Mendeley readers

The data shown below were compiled from readership statistics for 77 Mendeley readers of this research output. Click here to see the associated Mendeley record.

Geographical breakdown

Country Count As %
United States 1 1%
Unknown 76 99%

Demographic breakdown

Readers by professional status Count As %
Student > Master 9 12%
Student > Doctoral Student 8 10%
Other 7 9%
Student > Ph. D. Student 7 9%
Student > Bachelor 7 9%
Other 17 22%
Unknown 22 29%
Readers by discipline Count As %
Psychology 25 32%
Neuroscience 10 13%
Medicine and Dentistry 8 10%
Agricultural and Biological Sciences 4 5%
Social Sciences 2 3%
Other 5 6%
Unknown 23 30%
Attention Score in Context

Attention Score in Context

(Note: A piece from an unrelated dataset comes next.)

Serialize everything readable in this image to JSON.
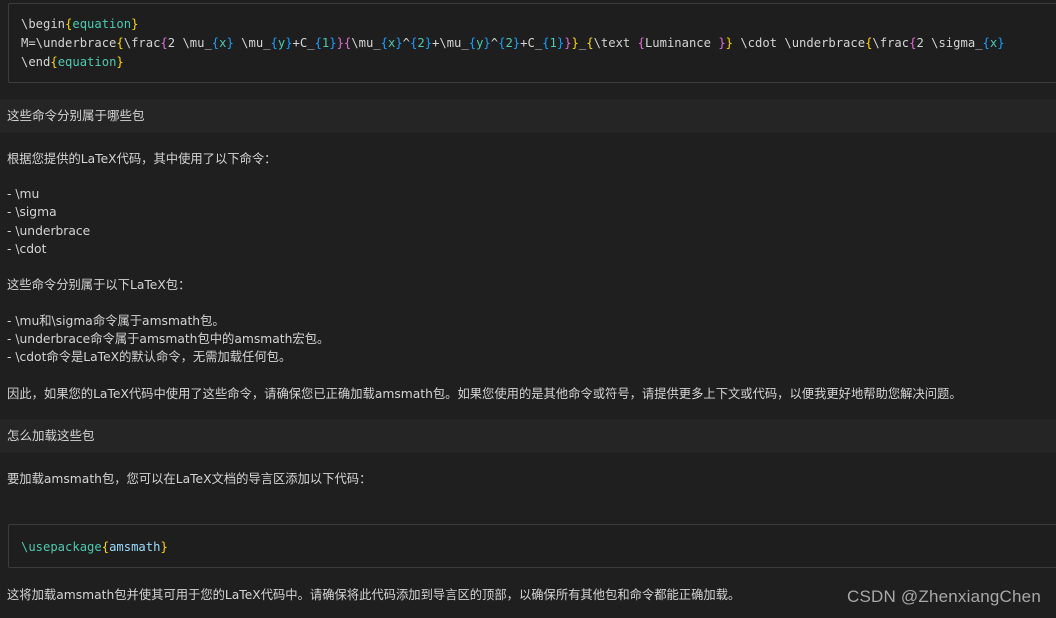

This research output has an Altmetric Attention Score of 1. This is our high-level measure of the quality and quantity of online attention that it has received. This Attention Score, as well as the ranking and number of research outputs shown below, was calculated when the research output was last mentioned on 28 November 2013.
All research outputs
#17,286,645
of 25,374,917 outputs
Outputs from Neuropsychiatric Disease and Treatment
#1,901
of 3,132 outputs
Outputs of similar age
#141,759
of 226,646 outputs
Outputs of similar age from Neuropsychiatric Disease and Treatment
#29
of 51 outputs
Altmetric has tracked 25,374,917 research outputs across all sources so far. This one is in the 21st percentile – i.e., 21% of other outputs scored the same or lower than it.
So far Altmetric has tracked 3,132 research outputs from this source. They typically receive a lot more attention than average, with a mean Attention Score of 10.6. This one is in the 30th percentile – i.e., 30% of its peers scored the same or lower than it.
Older research outputs will score higher simply because they've had more time to accumulate mentions. To account for age we can compare this Altmetric Attention Score to the 226,646 tracked outputs that were published within six weeks on either side of this one in any source. This one is in the 28th percentile – i.e., 28% of its contemporaries scored the same or lower than it.
We're also able to compare this research output to 51 others from the same source and published within six weeks on either side of this one. This one is in the 9th percentile – i.e., 9% of its contemporaries scored the same or lower than it.